The researchers found that most application programming interfaces that use facial liveness verification — a feature of facial recognition technology that uses computer vision to confirm the presence of a live user — don’t always detect digitally altered photos or videos of individuals made to look like a live version of someone else, also known as deepfakes. Applications that do use these detection measures are also significantly less effective at identifying deepfakes than what the app provider has claimed.
“In recent years we have observed significant development of facial authentication and verification technologies, which have been deployed in many security-critical applications,” said Ting Wang, associate professor of information sciences and technology and one principal investigator on the project. “Meanwhile, we have also seen substantial advances in deepfake technologies, making it fairly easy to synthesize live-looking facial images and video at little cost. We thus ask the interesting question: Is it possible for malicious attackers to misuse deepfakes to fool the facial verification systems?”
The research, which was presented this week at the USENIX Security Symposium, is the first systemic study on the security of facial liveness verification in real-world settings.
Wang and his collaborators developed a new deepfake-powered attack framework, called LiveBugger, that enables customizable, automated security evaluation of facial liveness verification. They evaluated six leading commercial facial liveness verification application programming interfaces provided. According to the researchers, any vulnerabilities in these products could be inherited by the other apps that use them, potentially threatening millions of users.

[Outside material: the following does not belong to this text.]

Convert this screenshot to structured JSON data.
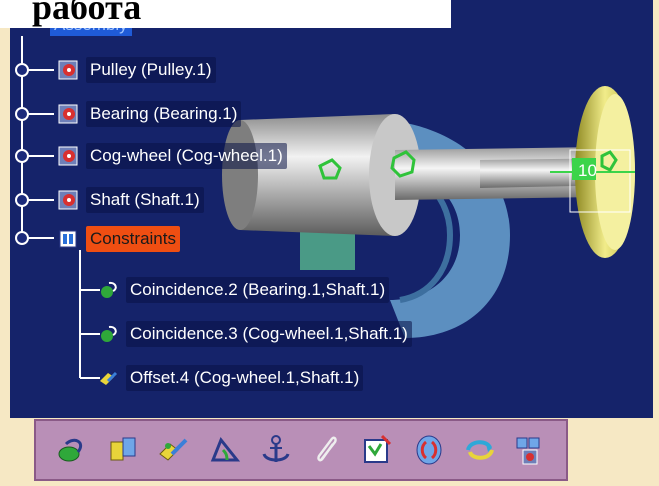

Using deepfake images and videos secured from two separate data sets, LiveBugger attempted to fool the apps’ facial liveness verification methods, which aim to verify a user’s identity by analyzing static or video images of their face, listening to their voice, or measuring their response to performing an action on command.
The researchers found that all four of the most common verification methods could be easily bypassed. In addition to highlighting how their framework bypassed these methods, they propose suggestions to improve the technology’s security — including eliminating verification methods that only analyze a static image of a user’s face, and matching lip movements with a user’s voice in methods that analyze both audio and video from a user.
“Although facial liveness verification can defend against many attacks, the development of deepfake technologies raises a new threat to it, about which little is known thus far,” said Changjiang Li, doctoral student of information sciences and technology and co-first author on the paper. “Our findings are helpful for vendors to fix the vulnerabilities of their systems.”
The researchers have reported their findings to the vendors whose applications were used in the study, with one since announcing its plans to conduct a deepfake detection project to address the emerging threat.
“Facial liveness verification has been applied in many critical scenarios, such as online payments, online banking and government services,” said Wang. “Additionally, an increasing number of cloud platforms have begun to provide facial liveness verification as platform-as-a-service, which significantly reduces the cost and lowers the barrier for companies to deploy the technology in their products. Therefore, the security of facial liveness verification is highly concerning.”
Wang and Li collaborated with Zhaohan Xi, doctoral student of informatics at Penn State; Li Wang and Shanqing Guo of Shandong University; and Shouling Ji and Xuhong Zhang of Zhejiang University. Penn State’s contributions were partially supported by the National Science Foundation.